Following the class portion of the course, students were then guided through a series of exercises that presented them with a variety of scenarios they might encounter while entering a structure and searching a building. Simunition weapons were used to give the students a more realistic “feel” for the scenarios they participated in. Simunition weapons fire a paint projectile from a weapon platform similar to what law enforcement carries on patrol. These will not cause significant injury, but are definitely not pleasant when on the receiving end. Protective gear is worn to protect sensitive areas.
“Whenever law enforcement are required to enter a building or residence, they face an inherent disadvantage” according to Sergeant Zimmerman. “Much like when playing hide and seek as kids, those who are hiding usually know where the seeker is before they find the person hiding. Most individuals who intend to do someone harm, do so when given the opportunity. Teaching and practicing solid foundational principals for room clearing serves to mitigate the disadvantage faced by law enforcement and minimize the opportunity for violent action against innocents, suspects and law enforcement”.
Sergeant Pettit added that “it is crucial for law enforcement to train and be efficient when room clearing. Our training teaches law enforcement how to safely and effectively search buildings and rooms for known and unknown threats. There are many things done differently and there are far more challenges in close quarter encounters that law enforcement does not encounter on a static range. Most notably are the various angles and opposing potential threats”.
Students were given opportunities to practice communication and identify non-threats and threats during the course of this training. They were also given instruction in mid-scenario and at the end of scenarios to discuss what went into decision making and forced to think through each evolution of the movement. Being able to articulate why a turn was made or how a room was cleared gives students the chance to work through each situation in a manner that is always improving. The goal is to encourage critical thinking through every obstacle they could encounter in real life.
On the final day of training, a paramedic from the Raymond Fire Department taught a class on how to treat patients with traumatic injuries. While this was focused primarily on the scenarios presented, the skillsets translate to almost every call that first responders handle.

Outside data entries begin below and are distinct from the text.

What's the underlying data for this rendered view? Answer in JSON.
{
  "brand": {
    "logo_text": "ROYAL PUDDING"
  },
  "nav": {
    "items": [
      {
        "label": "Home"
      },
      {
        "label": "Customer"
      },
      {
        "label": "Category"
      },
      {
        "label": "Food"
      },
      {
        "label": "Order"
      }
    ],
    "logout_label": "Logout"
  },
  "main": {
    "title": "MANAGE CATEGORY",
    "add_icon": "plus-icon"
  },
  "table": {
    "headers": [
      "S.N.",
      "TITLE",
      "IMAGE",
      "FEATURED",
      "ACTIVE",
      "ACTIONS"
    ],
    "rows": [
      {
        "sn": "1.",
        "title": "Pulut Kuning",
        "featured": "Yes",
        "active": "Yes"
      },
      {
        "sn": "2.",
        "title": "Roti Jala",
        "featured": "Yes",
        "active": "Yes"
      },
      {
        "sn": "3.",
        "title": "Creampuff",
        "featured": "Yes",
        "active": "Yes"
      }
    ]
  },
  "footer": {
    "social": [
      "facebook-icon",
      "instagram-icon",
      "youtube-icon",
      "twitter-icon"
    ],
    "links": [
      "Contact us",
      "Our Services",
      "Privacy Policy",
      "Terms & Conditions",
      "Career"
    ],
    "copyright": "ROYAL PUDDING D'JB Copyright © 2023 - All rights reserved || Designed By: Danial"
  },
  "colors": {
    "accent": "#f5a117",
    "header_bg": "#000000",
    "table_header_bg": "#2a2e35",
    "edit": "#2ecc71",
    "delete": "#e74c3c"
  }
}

After the class, students were given a tour of the ambulance and shown where items are stowed so that if they are sent after a piece of life saving equipment, they know where to find it. Students were also encouraged to visit other Fire Departments in the area and ask for similar “tours” of apparatus specific to each area.
A huge thank you to the Raymond Fire Department for providing superior training in the “stop the bleed” course and thanks also goes out to the agencies that were able to participate in this training. Officers from Washington State Department of Fish and Wildlife, Washington State Parks and the Raymond Police Department took part in both training weekends.
This training is for a day that we all pray will never happen again. In the event that it does, we will not rise to the occasion, we will default to the level of our training and how often we practice. The training cadre at the Pacific County Sheriff’s Office is working hard to think outside the box to get better tools and training available for all law enforcement in our County.
When we say that we will make entry and vigorously address any threat to our children or our community, you can bet that we’re training hard every day to back up that promise.
Author: Commander Parker
Follow this link to view a downloadable pdf with photos of the training.